Vannella KM, Wynn TA. Mechanisms of Organ Injury and Repair by Macrophages. Annu Rev Physiol. 2017 Feb 10;79:593-617. doi:10.1146/annurev-physiol-022516-034356.

Wang C, Lisanti MP, Liao DJ. Reviewing once more the c-myc and Ras collaboration: converging at the cyclin D1-CDK4 complex and challenging basic concepts of cancer biology.
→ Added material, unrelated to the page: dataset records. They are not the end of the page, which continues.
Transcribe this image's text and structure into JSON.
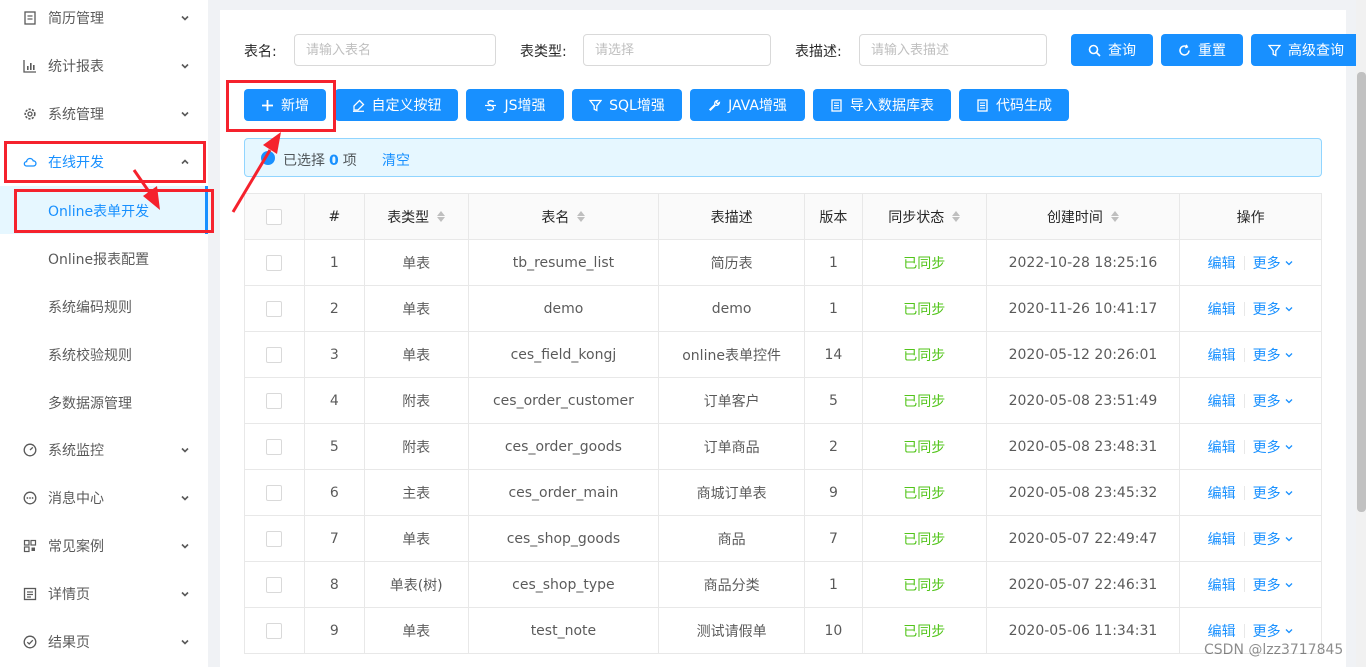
{
  "sidebar": {
    "items": [
      {
        "label": "简历管理",
        "icon": "resume-icon"
      },
      {
        "label": "统计报表",
        "icon": "bar-chart-icon"
      },
      {
        "label": "系统管理",
        "icon": "gear-icon"
      },
      {
        "label": "在线开发",
        "icon": "cloud-icon"
      },
      {
        "label": "系统监控",
        "icon": "dashboard-icon"
      },
      {
        "label": "消息中心",
        "icon": "message-icon"
      },
      {
        "label": "常见案例",
        "icon": "qrcode-icon"
      },
      {
        "label": "详情页",
        "icon": "profile-icon"
      },
      {
        "label": "结果页",
        "icon": "check-circle-icon"
      }
    ],
    "sub_items": [
      "Online表单开发",
      "Online报表配置",
      "系统编码规则",
      "系统校验规则",
      "多数据源管理"
    ]
  },
  "search": {
    "table_name_label": "表名:",
    "table_name_placeholder": "请输入表名",
    "table_type_label": "表类型:",
    "table_type_placeholder": "请选择",
    "table_desc_label": "表描述:",
    "table_desc_placeholder": "请输入表描述",
    "query_label": "查询",
    "reset_label": "重置",
    "advanced_label": "高级查询"
  },
  "toolbar": {
    "add_label": "新增",
    "custom_button_label": "自定义按钮",
    "js_label": "JS增强",
    "sql_label": "SQL增强",
    "java_label": "JAVA增强",
    "import_label": "导入数据库表",
    "codegen_label": "代码生成"
  },
  "alert": {
    "prefix": "已选择",
    "count": "0",
    "suffix": "项",
    "clear_label": "清空"
  },
  "table": {
    "headers": [
      "#",
      "表类型",
      "表名",
      "表描述",
      "版本",
      "同步状态",
      "创建时间",
      "操作"
    ],
    "rows": [
      {
        "no": "1",
        "type": "单表",
        "name": "tb_resume_list",
        "desc": "简历表",
        "version": "1",
        "status": "已同步",
        "created": "2022-10-28 18:25:16"
      },
      {
        "no": "2",
        "type": "单表",
        "name": "demo",
        "desc": "demo",
        "version": "1",
        "status": "已同步",
        "created": "2020-11-26 10:41:17"
      },
      {
        "no": "3",
        "type": "单表",
        "name": "ces_field_kongj",
        "desc": "online表单控件",
        "version": "14",
        "status": "已同步",
        "created": "2020-05-12 20:26:01"
      },
      {
        "no": "4",
        "type": "附表",
        "name": "ces_order_customer",
        "desc": "订单客户",
        "version": "5",
        "status": "已同步",
        "created": "2020-05-08 23:51:49"
      },
      {
        "no": "5",
        "type": "附表",
        "name": "ces_order_goods",
        "desc": "订单商品",
        "version": "2",
        "status": "已同步",
        "created": "2020-05-08 23:48:31"
      },
      {
        "no": "6",
        "type": "主表",
        "name": "ces_order_main",
        "desc": "商城订单表",
        "version": "9",
        "status": "已同步",
        "created": "2020-05-08 23:45:32"
      },
      {
        "no": "7",
        "type": "单表",
        "name": "ces_shop_goods",
        "desc": "商品",
        "version": "7",
        "status": "已同步",
        "created": "2020-05-07 22:49:47"
      },
      {
        "no": "8",
        "type": "单表(树)",
        "name": "ces_shop_type",
        "desc": "商品分类",
        "version": "1",
        "status": "已同步",
        "created": "2020-05-07 22:46:31"
      },
      {
        "no": "9",
        "type": "单表",
        "name": "test_note",
        "desc": "测试请假单",
        "version": "10",
        "status": "已同步",
        "created": "2020-05-06 11:34:31"
      }
    ],
    "edit_label": "编辑",
    "more_label": "更多"
  },
  "watermark": "CSDN @lzz3717845",
  "colors": {
    "primary": "#1890ff",
    "success": "#52c41a",
    "annotation": "#f5222d"
  }
}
Cell Cycle. 2011 Jan 1;10(1):57-67.

Wang IC, Chen YJ, Hughes DE, Ackerson T, Major ML, Kalinichenko VV, Costa RH, Raychaudhuri P, Tyner AL, Lau LF. FoxM1 regulates transcription of JNK1 to promote the G1/S transition and tumor cell invasiveness. J Biol Chem. 2008 Jul 25;283(30):20770-8. doi: 10.1074/jbc.M709892200.

Whyte JL, Smith AA, Helms JA. Wnt signaling and injury repair. Cold Spring Harb Perspect Biol. 2012 Aug 1;4(8):a008078. doi: 10.1101/cshperspect.a008078. Wierstra I, Alves J. FOXM1, a typical proliferation-associated transcription factor. Biol Chem. 2007 Dec;388(12):1257-74.

Wierstra I, Alves J. FOXM1c is activated by cyclin E/Cdk2, cyclin A/Cdk2, and cyclin A/Cdk1, but repressed by GSK-3alpha. Biochem Biophys Res Commun. 2006 Sep15;348(1):99-108.

Wood, C.E., Hukkanen, R.R., Sura, R., Jacobson-Kram, D., Nolte, T., Odin, M., Cohen, S.M., 2015. Scientific and Regulatory Policy Committee (SRPC) Review: Interpretation and Use of Cell Proliferation Data in Cancer Risk Assessment. Toxicol. Pathol. 43, 760-775.

Yanger, K., Stanger, B.Z., 2011. Facultative stem cells in liver and pancreas: fact and fancy. Dev. Dyn. 240, 521-529.

Zhan T, Rindtorff N, Boutros M. Wnt signaling in cancer. Oncogene. 2017;36:146-1473